# PROBLEM TO WORK ON
Write the data below out again, exactly as each line reads.

# RECORDS SUPPLIED

/---

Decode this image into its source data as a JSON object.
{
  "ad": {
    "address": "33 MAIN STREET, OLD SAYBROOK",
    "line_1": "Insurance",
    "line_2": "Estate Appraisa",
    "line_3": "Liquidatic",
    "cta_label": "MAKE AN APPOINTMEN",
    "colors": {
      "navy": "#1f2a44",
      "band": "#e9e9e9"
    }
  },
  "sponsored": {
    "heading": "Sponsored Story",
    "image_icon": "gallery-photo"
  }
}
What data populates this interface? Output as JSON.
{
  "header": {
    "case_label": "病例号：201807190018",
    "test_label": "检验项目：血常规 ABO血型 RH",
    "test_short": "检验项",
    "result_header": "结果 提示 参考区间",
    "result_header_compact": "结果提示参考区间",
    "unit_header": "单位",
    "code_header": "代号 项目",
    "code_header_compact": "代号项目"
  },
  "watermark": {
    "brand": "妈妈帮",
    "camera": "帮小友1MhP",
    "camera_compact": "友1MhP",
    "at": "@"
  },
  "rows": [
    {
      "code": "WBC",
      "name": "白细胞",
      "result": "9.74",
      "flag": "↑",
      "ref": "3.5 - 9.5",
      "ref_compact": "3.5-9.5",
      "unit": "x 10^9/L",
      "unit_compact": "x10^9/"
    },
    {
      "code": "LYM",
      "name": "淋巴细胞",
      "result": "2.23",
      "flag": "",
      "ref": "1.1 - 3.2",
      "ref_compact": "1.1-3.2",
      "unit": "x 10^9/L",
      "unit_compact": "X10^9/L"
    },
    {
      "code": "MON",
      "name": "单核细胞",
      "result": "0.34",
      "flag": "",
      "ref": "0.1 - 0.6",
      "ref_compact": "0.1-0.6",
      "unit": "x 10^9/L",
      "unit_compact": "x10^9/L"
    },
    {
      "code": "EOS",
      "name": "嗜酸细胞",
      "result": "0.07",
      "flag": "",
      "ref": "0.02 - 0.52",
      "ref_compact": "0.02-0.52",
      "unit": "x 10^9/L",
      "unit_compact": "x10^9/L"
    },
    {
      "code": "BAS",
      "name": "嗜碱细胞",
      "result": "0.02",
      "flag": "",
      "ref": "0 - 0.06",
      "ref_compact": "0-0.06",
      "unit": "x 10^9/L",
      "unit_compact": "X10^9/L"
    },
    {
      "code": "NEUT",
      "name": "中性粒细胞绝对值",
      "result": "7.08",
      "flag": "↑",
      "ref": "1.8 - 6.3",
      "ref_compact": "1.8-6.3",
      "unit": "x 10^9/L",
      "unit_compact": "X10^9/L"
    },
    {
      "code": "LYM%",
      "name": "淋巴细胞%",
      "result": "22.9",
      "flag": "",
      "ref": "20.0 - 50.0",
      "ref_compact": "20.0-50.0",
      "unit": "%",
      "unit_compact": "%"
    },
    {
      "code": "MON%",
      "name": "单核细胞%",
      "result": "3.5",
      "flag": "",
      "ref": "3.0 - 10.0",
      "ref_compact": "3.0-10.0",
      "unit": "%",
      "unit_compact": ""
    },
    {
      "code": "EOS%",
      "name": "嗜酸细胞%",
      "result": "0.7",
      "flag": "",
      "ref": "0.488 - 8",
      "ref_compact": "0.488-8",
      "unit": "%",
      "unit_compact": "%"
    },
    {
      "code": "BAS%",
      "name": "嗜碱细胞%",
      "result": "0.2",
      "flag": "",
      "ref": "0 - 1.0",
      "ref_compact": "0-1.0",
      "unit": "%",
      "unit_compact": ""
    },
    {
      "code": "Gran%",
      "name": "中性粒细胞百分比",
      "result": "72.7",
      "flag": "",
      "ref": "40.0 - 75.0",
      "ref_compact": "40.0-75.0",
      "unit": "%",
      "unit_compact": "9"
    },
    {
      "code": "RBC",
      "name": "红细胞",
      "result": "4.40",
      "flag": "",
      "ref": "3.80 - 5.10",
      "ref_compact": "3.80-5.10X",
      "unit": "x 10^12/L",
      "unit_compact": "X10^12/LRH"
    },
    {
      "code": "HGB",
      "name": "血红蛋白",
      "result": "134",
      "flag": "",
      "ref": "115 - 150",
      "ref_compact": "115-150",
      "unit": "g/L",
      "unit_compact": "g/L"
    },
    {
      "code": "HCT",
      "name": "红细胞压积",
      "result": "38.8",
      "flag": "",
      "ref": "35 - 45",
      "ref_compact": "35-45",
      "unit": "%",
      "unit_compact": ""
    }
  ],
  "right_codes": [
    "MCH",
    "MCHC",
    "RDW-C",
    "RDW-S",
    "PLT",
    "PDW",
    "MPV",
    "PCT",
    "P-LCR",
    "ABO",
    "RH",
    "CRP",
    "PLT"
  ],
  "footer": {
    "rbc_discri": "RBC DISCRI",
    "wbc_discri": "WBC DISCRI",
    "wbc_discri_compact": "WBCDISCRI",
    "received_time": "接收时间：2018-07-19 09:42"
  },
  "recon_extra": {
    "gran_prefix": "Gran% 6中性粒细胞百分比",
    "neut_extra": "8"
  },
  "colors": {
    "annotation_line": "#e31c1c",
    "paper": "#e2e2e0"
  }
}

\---

# YOUR SOLUTION
Decode this image into its source data as a JSON object.
{
  "ad": {
    "address": "33 MAIN STREET, OLD SAYBROOK",
    "line_1": "Insurance",
    "line_2": "Estate Appraisa",
    "line_3": "Liquidatic",
    "cta_label": "MAKE AN APPOINTMEN",
    "colors": {
      "navy": "#1f2a44",
      "band": "#e9e9e9"
    }
  },
  "sponsored": {
    "heading": "Sponsored Story",
    "image_icon": "gallery-photo"
  }
}
What data populates this interface? Output as JSON.
{
  "header": {
    "case_label": "病例号：201807190018",
    "test_label": "检验项目：血常规 ABO血型 RH",
    "test_short": "检验项",
    "result_header": "结果 提示 参考区间",
    "result_header_compact": "结果提示参考区间",
    "unit_header": "单位",
    "code_header": "代号 项目",
    "code_header_compact": "代号项目"
  },
  "watermark": {
    "brand": "妈妈帮",
    "camera": "帮小友1MhP",
    "camera_compact": "友1MhP",
    "at": "@"
  },
  "rows": [
    {
      "code": "WBC",
      "name": "白细胞",
      "result": "9.74",
      "flag": "↑",
      "ref": "3.5 - 9.5",
      "ref_compact": "3.5-9.5",
      "unit": "x 10^9/L",
      "unit_compact": "x10^9/"
    },
    {
      "code": "LYM",
      "name": "淋巴细胞",
      "result": "2.23",
      "flag": "",
      "ref": "1.1 - 3.2",
      "ref_compact": "1.1-3.2",
      "unit": "x 10^9/L",
      "unit_compact": "X10^9/L"
    },
    {
      "code": "MON",
      "name": "单核细胞",
      "result": "0.34",
      "flag": "",
      "ref": "0.1 - 0.6",
      "ref_compact": "0.1-0.6",
      "unit": "x 10^9/L",
      "unit_compact": "x10^9/L"
    },
    {
      "code": "EOS",
      "name": "嗜酸细胞",
      "result": "0.07",
      "flag": "",
      "ref": "0.02 - 0.52",
      "ref_compact": "0.02-0.52",
      "unit": "x 10^9/L",
      "unit_compact": "x10^9/L"
    },
    {
      "code": "BAS",
      "name": "嗜碱细胞",
      "result": "0.02",
      "flag": "",
      "ref": "0 - 0.06",
      "ref_compact": "0-0.06",
      "unit": "x 10^9/L",
      "unit_compact": "X10^9/L"
    },
    {
      "code": "NEUT",
      "name": "中性粒细胞绝对值",
      "result": "7.08",
      "flag": "↑",
      "ref": "1.8 - 6.3",
      "ref_compact": "1.8-6.3",
      "unit": "x 10^9/L",
      "unit_compact": "X10^9/L"
    },
    {
      "code": "LYM%",
      "name": "淋巴细胞%",
      "result": "22.9",
      "flag": "",
      "ref": "20.0 - 50.0",
      "ref_compact": "20.0-50.0",
      "unit": "%",
      "unit_compact": "%"
    },
    {
      "code": "MON%",
      "name": "单核细胞%",
      "result": "3.5",
      "flag": "",
      "ref": "3.0 - 10.0",
      "ref_compact": "3.0-10.0",
      "unit": "%",
      "unit_compact": ""
    },
    {
      "code": "EOS%",
      "name": "嗜酸细胞%",
      "result": "0.7",
      "flag": "",
      "ref": "0.488 - 8",
      "ref_compact": "0.488-8",
      "unit": "%",
      "unit_compact": "%"
    },
    {
      "code": "BAS%",
      "name": "嗜碱细胞%",
      "result": "0.2",
      "flag": "",
      "ref": "0 - 1.0",
      "ref_compact": "0-1.0",
      "unit": "%",
      "unit_compact": ""
    },
    {
      "code": "Gran%",
      "name": "中性粒细胞百分比",
      "result": "72.7",
      "flag": "",
      "ref": "40.0 - 75.0",
      "ref_compact": "40.0-75.0",
      "unit": "%",
      "unit_compact": "9"
    },
    {
      "code": "RBC",
      "name": "红细胞",
      "result": "4.40",
      "flag": "",
      "ref": "3.80 - 5.10",
      "ref_compact": "3.80-5.10X",
      "unit": "x 10^12/L",
      "unit_compact": "X10^12/LRH"
    },
    {
      "code": "HGB",
      "name": "血红蛋白",
      "result": "134",
      "flag": "",
      "ref": "115 - 150",
      "ref_compact": "115-150",
      "unit": "g/L",
      "unit_compact": "g/L"
    },
    {
      "code": "HCT",
      "name": "红细胞压积",
      "result": "38.8",
      "flag": "",
      "ref": "35 - 45",
      "ref_compact": "35-45",
      "unit": "%",
      "unit_compact": ""
    }
  ],
  "right_codes": [
    "MCH",
    "MCHC",
    "RDW-C",
    "RDW-S",
    "PLT",
    "PDW",
    "MPV",
    "PCT",
    "P-LCR",
    "ABO",
    "RH",
    "CRP",
    "PLT"
  ],
  "footer": {
    "rbc_discri": "RBC DISCRI",
    "wbc_discri": "WBC DISCRI",
    "wbc_discri_compact": "WBCDISCRI",
    "received_time": "接收时间：2018-07-19 09:42"
  },
  "recon_extra": {
    "gran_prefix": "Gran% 6中性粒细胞百分比",
    "neut_extra": "8"
  },
  "colors": {
    "annotation_line": "#e31c1c",
    "paper": "#e2e2e0"
  }
}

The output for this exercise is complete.